– â€œPrivateerâ€ is a collection of pieces that I have written over the last few years. The music has been used as background (or â€œunderscoreâ€) for many recent productions and is published by Audio Network Plc. who commissioned the works for their music library. Library music is something that Iâ€™ve been involved with for a long time now, having recorded some 15 albums of it! It is usually anonymous – sometimes that is a relief! With these tunes I was given a free rein to do what I wanted and it occurred to me that they sounded like a band. I asked permission to repackage some of them into album form. The tracks have been, where necessary, edited, overdubbed and compiled to make them more easily listenable and then remastered.
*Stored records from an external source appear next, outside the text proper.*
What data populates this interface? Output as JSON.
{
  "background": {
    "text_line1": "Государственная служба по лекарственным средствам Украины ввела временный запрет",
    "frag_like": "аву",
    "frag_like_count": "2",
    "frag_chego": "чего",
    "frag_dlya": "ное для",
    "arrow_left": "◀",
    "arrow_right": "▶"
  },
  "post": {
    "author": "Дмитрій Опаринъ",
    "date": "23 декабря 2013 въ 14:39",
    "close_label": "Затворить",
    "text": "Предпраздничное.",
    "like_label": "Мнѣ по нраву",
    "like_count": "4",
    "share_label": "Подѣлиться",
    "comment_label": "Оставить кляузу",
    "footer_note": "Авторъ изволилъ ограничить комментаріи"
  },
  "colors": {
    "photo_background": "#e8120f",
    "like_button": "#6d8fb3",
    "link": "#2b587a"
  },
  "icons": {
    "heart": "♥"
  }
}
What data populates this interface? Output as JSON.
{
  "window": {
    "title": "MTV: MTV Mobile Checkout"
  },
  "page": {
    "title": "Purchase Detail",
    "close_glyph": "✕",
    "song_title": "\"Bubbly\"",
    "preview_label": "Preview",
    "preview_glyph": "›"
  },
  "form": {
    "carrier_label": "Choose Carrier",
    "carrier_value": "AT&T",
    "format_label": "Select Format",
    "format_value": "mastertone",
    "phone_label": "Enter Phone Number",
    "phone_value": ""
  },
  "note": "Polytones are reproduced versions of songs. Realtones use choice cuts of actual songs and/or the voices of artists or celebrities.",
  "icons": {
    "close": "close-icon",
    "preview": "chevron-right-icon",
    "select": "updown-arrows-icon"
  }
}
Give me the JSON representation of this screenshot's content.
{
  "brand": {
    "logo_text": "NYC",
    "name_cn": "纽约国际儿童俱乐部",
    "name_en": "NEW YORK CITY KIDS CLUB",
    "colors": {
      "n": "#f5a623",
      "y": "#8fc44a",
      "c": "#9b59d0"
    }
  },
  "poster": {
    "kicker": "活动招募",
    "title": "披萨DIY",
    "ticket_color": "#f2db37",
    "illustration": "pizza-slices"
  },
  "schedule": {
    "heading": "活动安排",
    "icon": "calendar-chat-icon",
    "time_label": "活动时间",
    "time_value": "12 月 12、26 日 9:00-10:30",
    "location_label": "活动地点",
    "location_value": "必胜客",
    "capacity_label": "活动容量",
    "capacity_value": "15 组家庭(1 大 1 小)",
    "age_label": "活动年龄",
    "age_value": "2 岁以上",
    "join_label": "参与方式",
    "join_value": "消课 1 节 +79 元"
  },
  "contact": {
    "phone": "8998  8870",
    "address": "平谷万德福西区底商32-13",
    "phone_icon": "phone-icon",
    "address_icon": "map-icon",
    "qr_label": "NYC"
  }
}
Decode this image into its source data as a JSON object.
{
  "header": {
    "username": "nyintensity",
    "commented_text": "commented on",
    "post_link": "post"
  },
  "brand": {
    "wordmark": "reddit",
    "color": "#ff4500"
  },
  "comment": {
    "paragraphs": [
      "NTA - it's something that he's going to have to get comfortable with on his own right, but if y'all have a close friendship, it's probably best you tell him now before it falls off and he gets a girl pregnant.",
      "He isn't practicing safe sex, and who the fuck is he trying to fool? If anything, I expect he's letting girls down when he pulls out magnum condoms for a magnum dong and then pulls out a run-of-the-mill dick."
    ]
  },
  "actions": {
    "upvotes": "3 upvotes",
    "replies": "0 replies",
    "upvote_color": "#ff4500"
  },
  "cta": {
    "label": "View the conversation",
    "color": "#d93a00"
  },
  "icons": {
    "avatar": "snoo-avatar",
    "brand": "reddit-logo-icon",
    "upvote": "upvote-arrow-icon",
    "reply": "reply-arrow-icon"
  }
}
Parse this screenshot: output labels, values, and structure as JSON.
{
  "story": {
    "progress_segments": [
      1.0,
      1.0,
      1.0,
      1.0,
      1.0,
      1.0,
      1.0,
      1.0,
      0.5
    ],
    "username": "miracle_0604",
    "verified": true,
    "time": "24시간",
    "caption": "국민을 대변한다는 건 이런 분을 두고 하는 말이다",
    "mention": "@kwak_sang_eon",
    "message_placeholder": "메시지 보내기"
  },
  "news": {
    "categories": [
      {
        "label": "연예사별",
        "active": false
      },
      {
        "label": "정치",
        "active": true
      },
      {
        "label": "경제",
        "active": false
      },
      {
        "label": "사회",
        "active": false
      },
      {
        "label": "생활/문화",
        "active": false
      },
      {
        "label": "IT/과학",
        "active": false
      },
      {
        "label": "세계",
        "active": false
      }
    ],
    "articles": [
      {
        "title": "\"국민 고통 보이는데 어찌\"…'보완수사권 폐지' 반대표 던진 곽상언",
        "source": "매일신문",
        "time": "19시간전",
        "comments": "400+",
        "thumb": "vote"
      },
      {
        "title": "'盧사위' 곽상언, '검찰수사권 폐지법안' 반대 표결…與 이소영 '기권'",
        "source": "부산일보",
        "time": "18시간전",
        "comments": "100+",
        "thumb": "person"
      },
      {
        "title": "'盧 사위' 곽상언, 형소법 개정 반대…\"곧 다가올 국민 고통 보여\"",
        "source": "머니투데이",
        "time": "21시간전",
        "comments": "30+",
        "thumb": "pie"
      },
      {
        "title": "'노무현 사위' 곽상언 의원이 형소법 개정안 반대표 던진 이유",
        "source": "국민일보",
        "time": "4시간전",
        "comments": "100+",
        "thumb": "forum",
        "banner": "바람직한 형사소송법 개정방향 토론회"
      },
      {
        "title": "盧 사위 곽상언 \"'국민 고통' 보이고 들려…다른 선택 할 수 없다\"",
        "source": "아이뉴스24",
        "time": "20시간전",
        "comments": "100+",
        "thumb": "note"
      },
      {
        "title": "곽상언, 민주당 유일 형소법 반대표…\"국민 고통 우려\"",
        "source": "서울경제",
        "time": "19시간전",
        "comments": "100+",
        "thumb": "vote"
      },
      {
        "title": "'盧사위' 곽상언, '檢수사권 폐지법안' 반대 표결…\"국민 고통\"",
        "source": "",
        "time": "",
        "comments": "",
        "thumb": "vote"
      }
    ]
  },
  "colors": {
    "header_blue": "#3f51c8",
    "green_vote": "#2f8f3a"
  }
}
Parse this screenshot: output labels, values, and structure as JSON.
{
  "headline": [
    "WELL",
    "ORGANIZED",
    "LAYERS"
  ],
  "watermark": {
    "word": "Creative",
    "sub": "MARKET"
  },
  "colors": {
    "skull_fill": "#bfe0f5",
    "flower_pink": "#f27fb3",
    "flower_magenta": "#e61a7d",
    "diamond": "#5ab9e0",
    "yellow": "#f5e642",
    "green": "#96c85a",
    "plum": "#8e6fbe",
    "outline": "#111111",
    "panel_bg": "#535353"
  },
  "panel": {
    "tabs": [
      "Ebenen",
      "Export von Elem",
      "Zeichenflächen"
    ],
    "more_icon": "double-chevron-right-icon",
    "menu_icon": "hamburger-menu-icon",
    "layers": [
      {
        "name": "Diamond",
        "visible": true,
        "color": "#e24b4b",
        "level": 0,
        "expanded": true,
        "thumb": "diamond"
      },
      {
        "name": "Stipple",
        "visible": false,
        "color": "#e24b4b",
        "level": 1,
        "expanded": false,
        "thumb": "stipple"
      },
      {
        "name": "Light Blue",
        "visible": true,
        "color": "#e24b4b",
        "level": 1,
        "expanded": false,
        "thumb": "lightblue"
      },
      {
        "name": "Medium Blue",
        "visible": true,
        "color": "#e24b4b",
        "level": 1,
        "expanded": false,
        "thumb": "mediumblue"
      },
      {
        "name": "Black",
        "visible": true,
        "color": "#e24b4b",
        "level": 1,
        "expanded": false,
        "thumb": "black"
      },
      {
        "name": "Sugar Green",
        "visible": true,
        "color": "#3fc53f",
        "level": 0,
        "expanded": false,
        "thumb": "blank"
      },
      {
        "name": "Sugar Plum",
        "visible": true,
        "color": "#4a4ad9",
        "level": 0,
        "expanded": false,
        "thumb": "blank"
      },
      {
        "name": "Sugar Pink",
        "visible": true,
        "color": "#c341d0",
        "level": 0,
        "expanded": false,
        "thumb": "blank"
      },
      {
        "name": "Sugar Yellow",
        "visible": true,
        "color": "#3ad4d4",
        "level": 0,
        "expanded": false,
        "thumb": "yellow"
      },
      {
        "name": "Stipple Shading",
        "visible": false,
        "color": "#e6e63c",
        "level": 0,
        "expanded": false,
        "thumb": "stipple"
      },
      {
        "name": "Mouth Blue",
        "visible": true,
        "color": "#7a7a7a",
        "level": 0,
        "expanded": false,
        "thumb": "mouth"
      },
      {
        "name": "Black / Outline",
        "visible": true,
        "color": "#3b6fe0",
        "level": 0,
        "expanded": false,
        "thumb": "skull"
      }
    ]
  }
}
So this CD was actually an accident, but I hope, a happy one!
Guy Pratt is playing bass on a couple of tracks and even your old band mate from the Quiver days, Willie Wilson (drummer on Gilmour’s first solo album and part of the Surrogate Band) is playing percussion. How did you put together the band?
– When I recorded this material it was done with a guide electronic drum part to begin with and instruments added one by one, initially all played by me. Later I replace my guide parts with better performances from other musicians, finally replacing the drum parts with a â€œrealâ€ drummer – in this case Henry Spinetti or Steve Jackson. Willie is an old friend from way back who now lives in the same Cornish village as me and plays in my band The Bucket Boys as does the excellent Steve Turner (National slide guitar). Martin Bell (fiddle) used to play with The Wonderstuff and lives just down the road, he also helped me with building the website and engineering the album. Guy was visiting between duties with Brian Ferry and David Gilmour.
The album says to be a collection of songs written for Audio Network. Can you shed some light on what Audio Network is all about?
– Music publishers Audio Network Plc are a fairly new production music library that operates mainly direct from their website – www.audiolicense.net – where you can listen to their 100 or so writers (in many different styles) and download anything for commercial OR personal use, including me!
You’re mostly associated with the Stratocaster. The guitar you’re using now appears to be a 60’s model with a humbucker bridge pickup. Can you tell us a little more about it?
– Yes. I bought it new, from Chandlers shop in Kew, in London about twelve years ago. It is sea-foam green having American electronics (Seymour Duncan Alnico Two pick-ups – single coil except for bridge position which is a dual tapped humbucker) and Japanese wooden parts. It has a pearlised scratchplate and was assembled by my friend Brinsley Schwartz for Chandler Guitars. It actually looks turquoise to me, but Iâ€™m a bit colour-blind!
What kind of effects are you using now?
– Iâ€™m pretty much semi-retired these days apart from the odd session in London or outing with The Bucket Boys. I live in Cornwall, which is a fairly remote location with its own special charm. I use a very simple set-up based around a reissue Fender Bassman (4 tens) and a few basic Boss stomp pedals. I do keep a small collection of guitars and amps that have been gathered over the years.
What are your plans for the future? Will you be touring with the new album? Are you planning on recording a follow up?
– I hope to carry on strumming until I drop with a bit of luck! Touring is unlikely at this point, but you never know what might come up! I hope to have more recorded music available from my website in the future – I shall certainly be producing more production music. For more detailed information on my discography and historical details check my website www.timrenwick.com. There you can also hear some extracts from my album and even order it if you wish!!
A big thanks to Tim Renwick for answering all these questions and for sharing many great stories!